• **HOW TO COMPLETE THIS TASK**
Using the entries that follow, give the number of lines containing the string "error". Write nothing besides that number.

(Component data from apps and pages)
::::::::

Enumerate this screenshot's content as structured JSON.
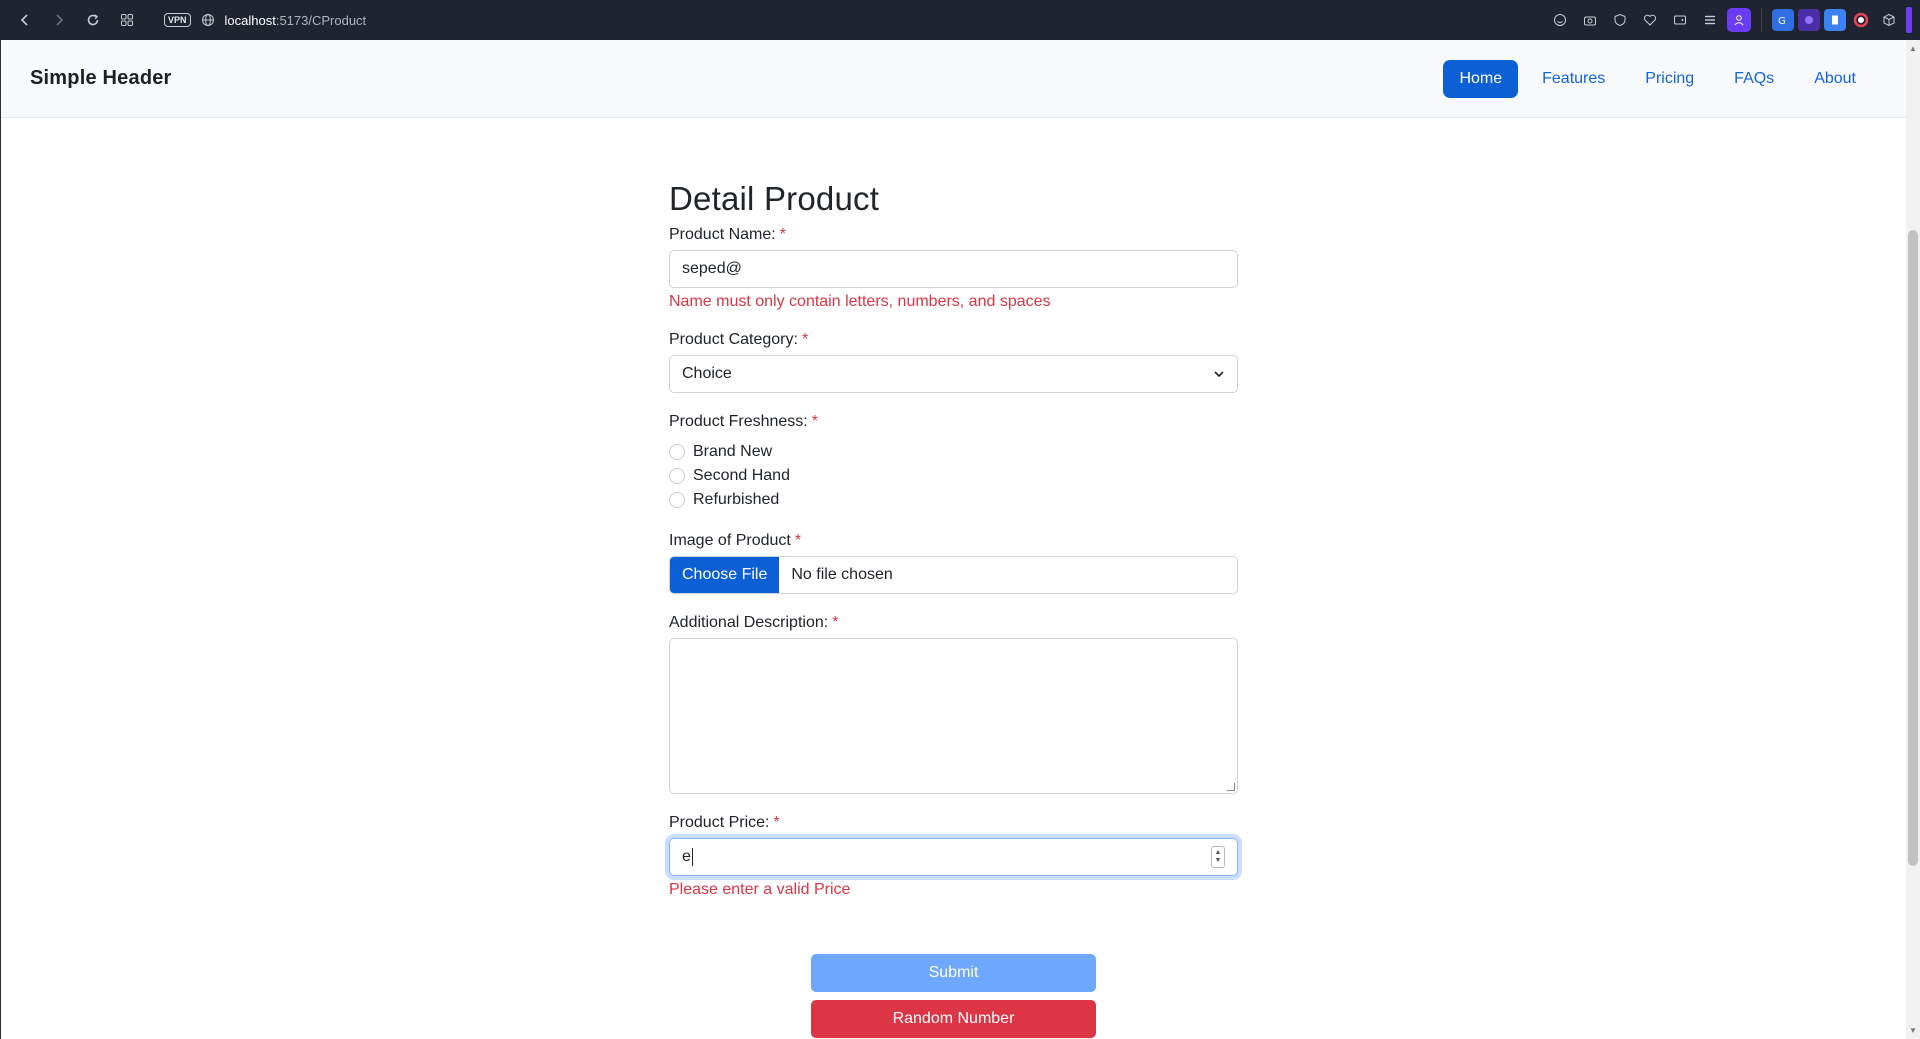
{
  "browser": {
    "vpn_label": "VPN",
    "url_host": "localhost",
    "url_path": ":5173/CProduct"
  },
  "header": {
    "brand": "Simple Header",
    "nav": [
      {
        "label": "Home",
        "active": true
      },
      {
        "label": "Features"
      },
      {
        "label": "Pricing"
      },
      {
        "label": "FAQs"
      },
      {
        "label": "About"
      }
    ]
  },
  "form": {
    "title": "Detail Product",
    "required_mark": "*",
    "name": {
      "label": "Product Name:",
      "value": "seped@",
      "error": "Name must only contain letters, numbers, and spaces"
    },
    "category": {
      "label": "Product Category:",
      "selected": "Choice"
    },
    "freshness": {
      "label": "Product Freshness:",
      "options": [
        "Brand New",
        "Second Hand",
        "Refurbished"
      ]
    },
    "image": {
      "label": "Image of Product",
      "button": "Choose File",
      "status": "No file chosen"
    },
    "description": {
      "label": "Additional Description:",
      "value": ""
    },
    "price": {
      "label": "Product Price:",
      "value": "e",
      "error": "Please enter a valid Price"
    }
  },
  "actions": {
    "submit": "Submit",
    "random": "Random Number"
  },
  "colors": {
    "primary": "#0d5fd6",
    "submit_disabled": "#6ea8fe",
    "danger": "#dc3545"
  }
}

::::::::

• **RESULT OF THIS TASK**
2